The absence of a recognised openside cost the Lions dearly, a fact acknowledged by McGeechan. Joe Worsley deputised for the injured Martyn Williams, and while few would quibble with the integrity of his effort in taking up ball and making his usual quota of tackles, he can not fulfil the specific role of a number seven.
The tourists were also guilty of cluttering the backline with too many forwards, which denied their team-mates the opportunity to create and exploit space. The pack trundled forward through several phases at times, only for a player to eventually run out of support and have the ball pilfered at a ruck.
Saturday was an opportunity for players to advance their Tests cases but several in the pack managed the reverse.
The Lions' backline had an afternoon of gnawing irritation as they tried to operate in overpopulated corridors; they would have thrived on quick ball with more space. Instead they could muster only cameos. Keith Earls took his try in typically cavalier fashion and enjoyed a decent outing, but this wasn't a game in which Luke Fitzgerald or Leigh Halfpenny could thrive.
Peter Jackson in the Daily Mail
The home team went within a Cheetah's whisker of snatching a last-minute win which would have been due reward for the way they outplayed the Lions at the breakdown, where Heinrich Brussow ran the show.
The fact that he was released from the Springbok squad last week, regarded by selectors as not good enough, gives the Lions some idea of what awaits them when the real action starts on Saturday week.
Rather than praise his opposite number, Stephen Ferris chose to lambast Wayne Barnes, accusing the English referee of allowing Brussow to 'get away with murder' in the course of refereeing the contact area 'very badly'.
The Ulsterman's view may have been clouded somewhat by his early sinbinning which allowed the Cheetahs to begin their improbable recovery with two converted tries during his absence.
Shane Williams, missing another opportunity to close the gap on Ugo Monye for a Test place, threw the pass which the Cheetahs turned into an 80-yard interception try which gave them seven minutes to find the winning drop goal.
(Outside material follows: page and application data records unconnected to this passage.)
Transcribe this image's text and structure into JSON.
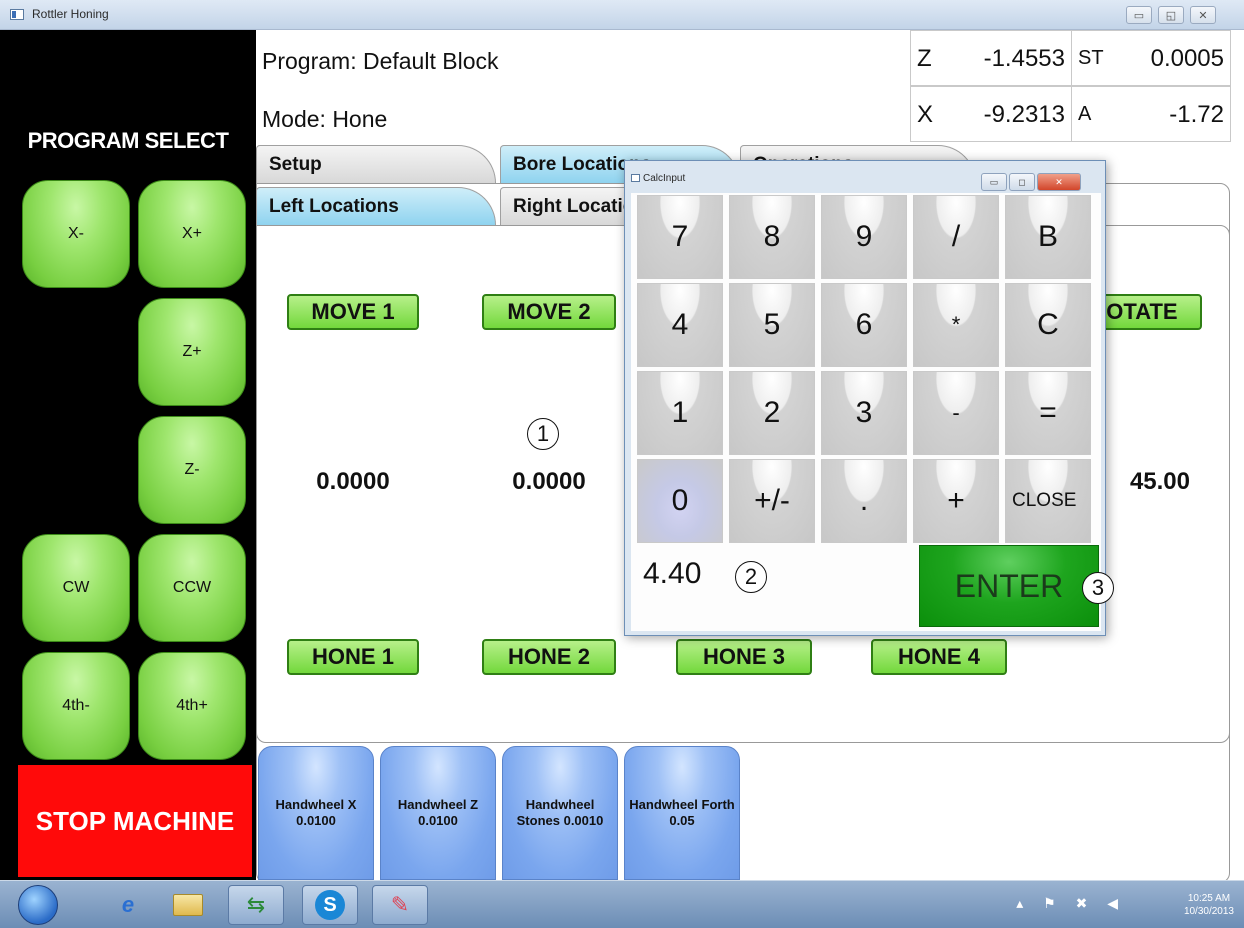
{
  "window": {
    "title": "Rottler Honing",
    "controls": [
      "▭",
      "◱",
      "✕"
    ]
  },
  "left_panel": {
    "title": "PROGRAM SELECT",
    "buttons": [
      "X-",
      "X+",
      "Z+",
      "Z-",
      "CW",
      "CCW",
      "4th-",
      "4th+"
    ],
    "stop": "STOP MACHINE"
  },
  "header": {
    "program": "Program: Default Block",
    "mode": "Mode: Hone"
  },
  "readouts": [
    {
      "label": "Z",
      "value": "-1.4553"
    },
    {
      "label": "ST",
      "value": "0.0005"
    },
    {
      "label": "X",
      "value": "-9.2313"
    },
    {
      "label": "A",
      "value": "-1.72"
    }
  ],
  "tabs_top": [
    "Setup",
    "Bore Locations",
    "Operations"
  ],
  "tabs_sub": [
    "Left Locations",
    "Right Locations"
  ],
  "move_buttons": [
    "MOVE 1",
    "MOVE 2",
    "ROTATE"
  ],
  "values": [
    "0.0000",
    "0.0000",
    "45.00"
  ],
  "hone_buttons": [
    "HONE 1",
    "HONE 2",
    "HONE 3",
    "HONE 4"
  ],
  "handwheels": [
    "Handwheel X 0.0100",
    "Handwheel Z 0.0100",
    "Handwheel Stones 0.0010",
    "Handwheel Forth 0.05"
  ],
  "calc": {
    "title": "CalcInput",
    "keys": [
      "7",
      "8",
      "9",
      "/",
      "B",
      "4",
      "5",
      "6",
      "*",
      "C",
      "1",
      "2",
      "3",
      "-",
      "=",
      "0",
      "+/-",
      ".",
      "+",
      "CLOSE"
    ],
    "display": "4.40",
    "enter": "ENTER"
  },
  "callouts": [
    "1",
    "2",
    "3"
  ],
  "taskbar": {
    "time": "10:25 AM",
    "date": "10/30/2013"
  }
}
Lee Byrne's first knock-on of the trip allowed Louis Strydom to take steady aim from halfway.
At that moment, with 70 seconds left, the Lions thought they were done for. So, too, did Strydom, his clenched fists ready in celebration only for the ball to drift away at the last moment.
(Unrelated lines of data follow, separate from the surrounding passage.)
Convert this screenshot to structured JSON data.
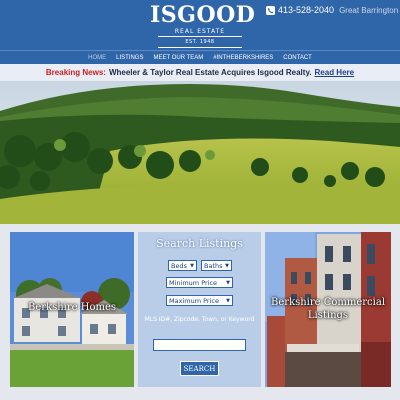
{
  "header": {
    "logo": "ISGOOD",
    "logo_sub": "REAL ESTATE",
    "logo_est": "EST. 1948",
    "phone": "413-528-2040",
    "location": "Great Barrington"
  },
  "nav": {
    "items": [
      "HOME",
      "LISTINGS",
      "MEET OUR TEAM",
      "#INTHEBERKSHIRES",
      "CONTACT"
    ]
  },
  "news": {
    "label": "Breaking News:",
    "text": "Wheeler & Taylor Real Estate Acquires Isgood Realty.",
    "link": "Read Here"
  },
  "panels": {
    "left_title": "Berkshire Homes",
    "right_title": "Berkshire Commercial Listings"
  },
  "search": {
    "title": "Search Listings",
    "beds": "Beds",
    "baths": "Baths",
    "min_price": "Minimum Price",
    "max_price": "Maximum Price",
    "hint": "MLS ID#, Zipcode, Town, or Keyword",
    "input_value": "",
    "button": "SEARCH"
  },
  "colors": {
    "brand_blue": "#2f65a9",
    "breaking_red": "#cc1f1f",
    "search_panel": "#b9cde8"
  }
}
While the Cheetahs missed four shots out of eight, James Hook landed six out of six, raising the Lions cumulative tally for the to 24 out of 25. Goalkicking is not a problem, which is just as well because there are enough worries elsewhere.
Stephen Jones in the Sunday Times
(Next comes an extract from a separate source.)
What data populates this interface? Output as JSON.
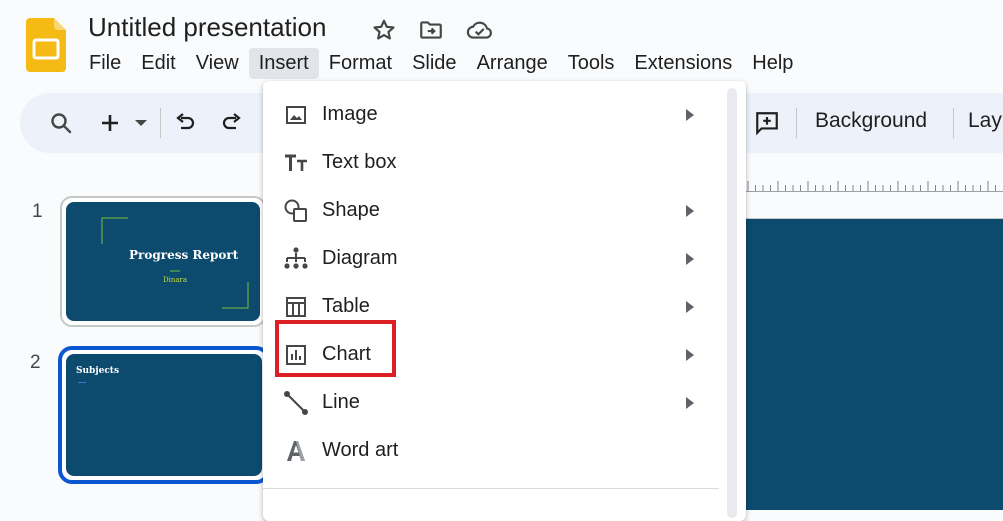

This was as desperately disappointing as the thumping midweek win was elevating, and the Lions could easily have lost.
There was real hope in the eyes of Louis Strydom of the Cheetahs as he dropped for goal to win the match at the end, and it was only in the last few yards of the flight of the ball that he turned away and cursed his rotten luck.
Shall we get the mitigating circumstances out of the way first? The Cheetahs were wonderfully committed and harsh, they had a hard-nosed footballing nous and they defended magnificently. And the Lions were hamstrung by their own wish that anyone who had not started on tour as yet could start yesterday. So combinations were unfamiliar, and some struggled horribly.
Alex Spink in the Sunday Mirror
Paul O'Connell's dozy Lions came within a whisker of blowing their unbeaten record after nodding off yesterday.
O'Connell was furious with his team after they opened up a 20-point lead - yet allowed their lowly opponents to almost steal victory.
Only a narrowly-missed drop goal attempt by replacement Louis Strydom, two minutes into stoppage time, denied the Cheetahs a famous victory.
On a forgettable afternoon at Free State Stadium none of the Lions, aside from fly-half James Hook, who kicked 16 points, and props Andrew Sheridan and Euan Murray, enhanced their reputations.